Gas station site may be Freeland wetland
June 25, 2008 · Updated 11:45 AM
"Concerned about the possible adverse traffic and environmental effects a proposed gas station and quick lube complex could have if built at the intersection of Freeland's Fish Road and Highway 525, about 30 South Whidbey residents turned out Wednesday night to learn more about the project during a community forum.Sponsored by the Whidbey Environmental Action Network, the forum focused on an application submitted to Island County by developers Mick Olsen, Terry Otey, and Gordon Koetje for a project dubbed Freeland Exxon. As described in the application, the project consists of a 3,500 square foot convenience store, a car wash, a quick lube business, and 6,000 square feet of additional retail space.WEAN activist Marianne Edain led the discussion, giving those gathered in a meeting room at the old Trinity Lutheran Church an overview of the documents contained in the application file. Edain called particular attention to the fact that there is some dispute between the county, the state Department of Transportation, and the developers over whether or not the proposed development site is a wetland.
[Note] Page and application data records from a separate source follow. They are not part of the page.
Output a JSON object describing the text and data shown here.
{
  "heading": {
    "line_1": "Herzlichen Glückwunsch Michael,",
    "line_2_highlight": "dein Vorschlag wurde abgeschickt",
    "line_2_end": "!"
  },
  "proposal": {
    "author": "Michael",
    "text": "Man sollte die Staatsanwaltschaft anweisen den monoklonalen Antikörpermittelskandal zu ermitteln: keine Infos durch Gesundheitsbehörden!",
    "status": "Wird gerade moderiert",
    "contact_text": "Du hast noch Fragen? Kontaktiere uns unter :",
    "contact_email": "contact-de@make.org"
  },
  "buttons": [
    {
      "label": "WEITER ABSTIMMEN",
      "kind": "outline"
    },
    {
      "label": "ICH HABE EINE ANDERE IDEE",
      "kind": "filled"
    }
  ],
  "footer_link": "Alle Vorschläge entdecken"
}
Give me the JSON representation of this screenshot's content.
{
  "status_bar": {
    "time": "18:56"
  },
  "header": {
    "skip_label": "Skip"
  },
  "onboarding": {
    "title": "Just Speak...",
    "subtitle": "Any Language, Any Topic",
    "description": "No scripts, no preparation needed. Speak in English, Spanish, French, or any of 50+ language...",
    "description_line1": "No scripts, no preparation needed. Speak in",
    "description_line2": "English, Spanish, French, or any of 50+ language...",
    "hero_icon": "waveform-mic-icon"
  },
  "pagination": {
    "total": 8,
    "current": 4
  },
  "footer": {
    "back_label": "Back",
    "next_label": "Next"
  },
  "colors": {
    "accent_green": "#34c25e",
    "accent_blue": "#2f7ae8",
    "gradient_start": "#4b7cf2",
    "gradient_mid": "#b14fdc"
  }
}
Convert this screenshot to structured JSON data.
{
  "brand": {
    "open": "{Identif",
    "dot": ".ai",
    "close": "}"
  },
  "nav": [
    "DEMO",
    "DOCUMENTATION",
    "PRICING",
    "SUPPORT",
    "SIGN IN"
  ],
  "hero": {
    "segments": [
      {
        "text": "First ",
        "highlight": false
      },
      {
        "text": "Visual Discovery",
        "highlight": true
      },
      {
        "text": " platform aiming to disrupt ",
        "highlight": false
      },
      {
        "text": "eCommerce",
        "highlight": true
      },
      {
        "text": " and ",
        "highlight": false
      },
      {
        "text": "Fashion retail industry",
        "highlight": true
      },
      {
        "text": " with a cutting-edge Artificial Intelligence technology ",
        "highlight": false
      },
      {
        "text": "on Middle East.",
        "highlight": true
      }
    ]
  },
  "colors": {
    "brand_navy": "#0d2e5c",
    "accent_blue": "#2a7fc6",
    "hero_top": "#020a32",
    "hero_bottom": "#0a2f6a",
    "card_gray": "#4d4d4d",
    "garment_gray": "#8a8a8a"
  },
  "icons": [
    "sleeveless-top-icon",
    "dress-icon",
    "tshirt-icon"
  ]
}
Clearly, she maintained, the perennially soggy site is a wetland, even though the Island County Planning Department recently proclaimed that it is not.If you can swim in it, it's probably a wetland, Edain said.Several people attending the forum stated that the site has always been a wetland, even encompassing the Highway 525/Fish Rd. intersection as recently as 50 years ago. When Edain said that some documents in her file stated that the wetland was created when the state began channeling highway drainage onto the land, two women at the forum said that was not true.Baloney, they said simultaneously.Also of concern is how the project might relate to another Koetje-Otey project down the road and what that may mean when either project comes up for an environmental review. According to Mick Olsen, about 14,000 cubic yards of fill will be needed for the project. At the same time, 22,000 yards of soil must be removed from the mini-storage site to provide appropriate site distance for an access road to the mini-storage. Edain said she learned this during a conversation with the Island County planner handling the permit. She said that same planner told her that material might well be used at the Freeland Exxon site.Should that turn out to be the case, said WEAN activist Steve Erickson, both projects may have to be linked during an environmental review.Another issue that will also be of concern to local residents will be the projected traffic increase related to the Freeland Exxon. A traffic survey in the project's application file states that the number of cars turning onto Fish Rd. will more than double if the project is built, topping out at 177 cars per hour.Because of the increased traffic at the intersection, the developers will probably have to pay for some road improvements if the project is allowed to proceed. An Island County traffic consultant, whose opinion is included in the Freeland Exxon file, indicates that the developers will have to pay 1.5 percent all costs to improve the Highway 525/Bush Point Rd./Honeymoon Bay Rd. intersection, along with 2.2 percent of improvements at Scott and Fish roads. This summer, the state Department of Transportation will install new stoplights at the Fish Rd. intersection for a projected cost of $1.6 million. Based on that figure, the developers would pony up $35,000 for Fish Rd. alone.Edain and Erickson said those concerned about the project should get their comments to Island County.They need to know the people in Freeland are not real thrilled with this project, Edain said.If you think it's just ugly and it's sprawl, you should say so, Erickson said.At present, no permits have been issued for work on the Freeland Exxon project.Mick Olsen was the only member of the Freeland Exxon partnership to attend the meeting. His only comment during the forum came in regard to work the state DOT was doing on the land earlier in the week. He said the work was related to the DOT's upcoming stoplight project at Fish Rd.To comment on the project, address correspondence to Pete Sybert at the Island County Community Development Department. The address is P.O. Box 5000, Coupeville WA 98239. Commentary may also be sent to the Freeland Sub-Area Planning Committee. The committee receives mail at the same address as Island County. Reference the project's permit number, CGP 478-99."